Culture of Pop

Review: ‘Once Upon a Time’ S5 E2

onceuponatimes5e2When I tuned into Once Upon a Time this Sunday, I was welcomed by an episode that felt familiar. It was only halfway through the episode that I realized the story is extremely similar to episodes from the first three seasons.

Now dealing with what I believe is their fifth curse, the dwarves, led by Grumpy, take it upon themselves to determine what the rules are of this unique curse.

As is the case with every new curse, if someone tries to cross the town line, something terrible happens to punish them. Grumpy decides that the best way to figure it out is by having someone simply cross the town line to see what happens. Poor Dopey is the one to draw the short straw and, once over the line, is promptly turned into a tree. It doesn’t take the residents of Storybrook long to figure out that human-based botany isn’t the only thing that comes along with this curse.

It turns out that King Arthur and his subjects from Camelot have also been brought along for the ride. This is good news for Henry, since he finally gets his first chance at a romantic storyline, but probably not such good news for the rest of Storybrook, as Emma has clearly brought them with her for a reason.

While I love Emma’s new role as the Dark One (does anyone else think she makes evil look super hot?) and I love the way Once Upon a Time has always used flashbacks to fill in the holes, I feel that this new curse is unnecessary and overplayed.

We’ve seen the town have their memory wiped three times before and also witnessed various characters discover different parts of their memories to be missing. Had the writers tried hard enough, they could have found a way to utilize Emma as the Dark Swan without having her create a new curse.

I fear that this old trope of Once Upon a Time might make this season feel too tedious and familiar. Then again, I might be proven wrong because at least the viewers seem to be getting answers behind the memory loss faster than in previous seasons.

While the residents of Storybrook try to recover their memories yet again, Regina struggles with her new role of savior – a struggle that is reminiscent to Emma’s from the first two seasons.

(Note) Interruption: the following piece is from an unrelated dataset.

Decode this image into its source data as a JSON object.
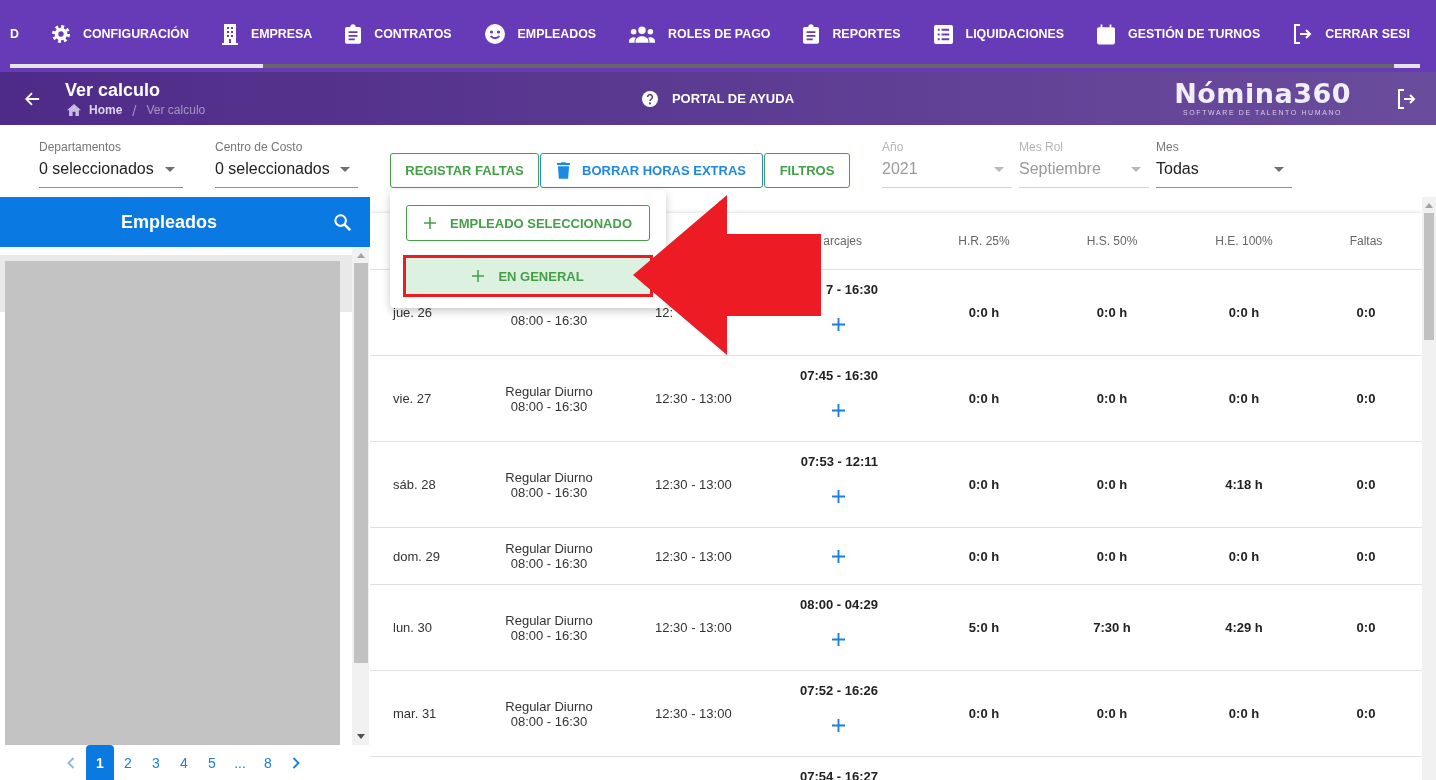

Regina doubts that she has the ability to be good, and fears that everyone in Storybrook will never be able see her as anything besides the Evil Queen. Emma feeds into this doubt and says to Regina, “I built this curse without the one thing you need to break it, a savior.” Regina spends the first half of the episode convincing herself that everyone is right, that she can’t save Storybrook.

Fortunately, she’s forced to stop moping around when a Fury is discovered in town. Furies are like bounty hunters for magic, they seek repayment for the price of magic when it hasn’t been paid; more specifically people who are alive who shouldn’t be.

We learn that, while in Camelot, Robin Hood was stabbed while protecting Regina from an angry blast from her past. After reminding Emma how terrible her luck is when it comes to her love life, Regina convinces Emma to use dark magic to bring Robin back to life. Emma does so, but refuses to pay the price for her magic with another life, which we can safely assume is what angered the Fury.

Back in Storybrook, and faced with losing another person she loves, Regina gets some of her old confidence back and decides to prove everyone wrong by embracing her role as the new savior.

With the help of Mary Margret, David, and King Arthur, Regina defeats the Fury and saves Robin’s life – which doesn’t really make sense. Shouldn’t they still have to pay the price for magic to keep the Fury from coming back? But what do I know…. the rules of magic in Once Upon a Time have always been a little iffy.

Nevertheless, I’m super pumped to have Regina as the savior. She’s been my favorite character for a considerable time, and I’m glad to see her staying away from her evil tendencies. It gives me hope that she’s finally on her way to a happy ending. If only that was true for the rest of Storybrook.

Click to comment

Leave a Reply

Your email address will not be published. Required fields are marked *

This site uses Akismet to reduce spam. Learn how your comment data is processed.

To Top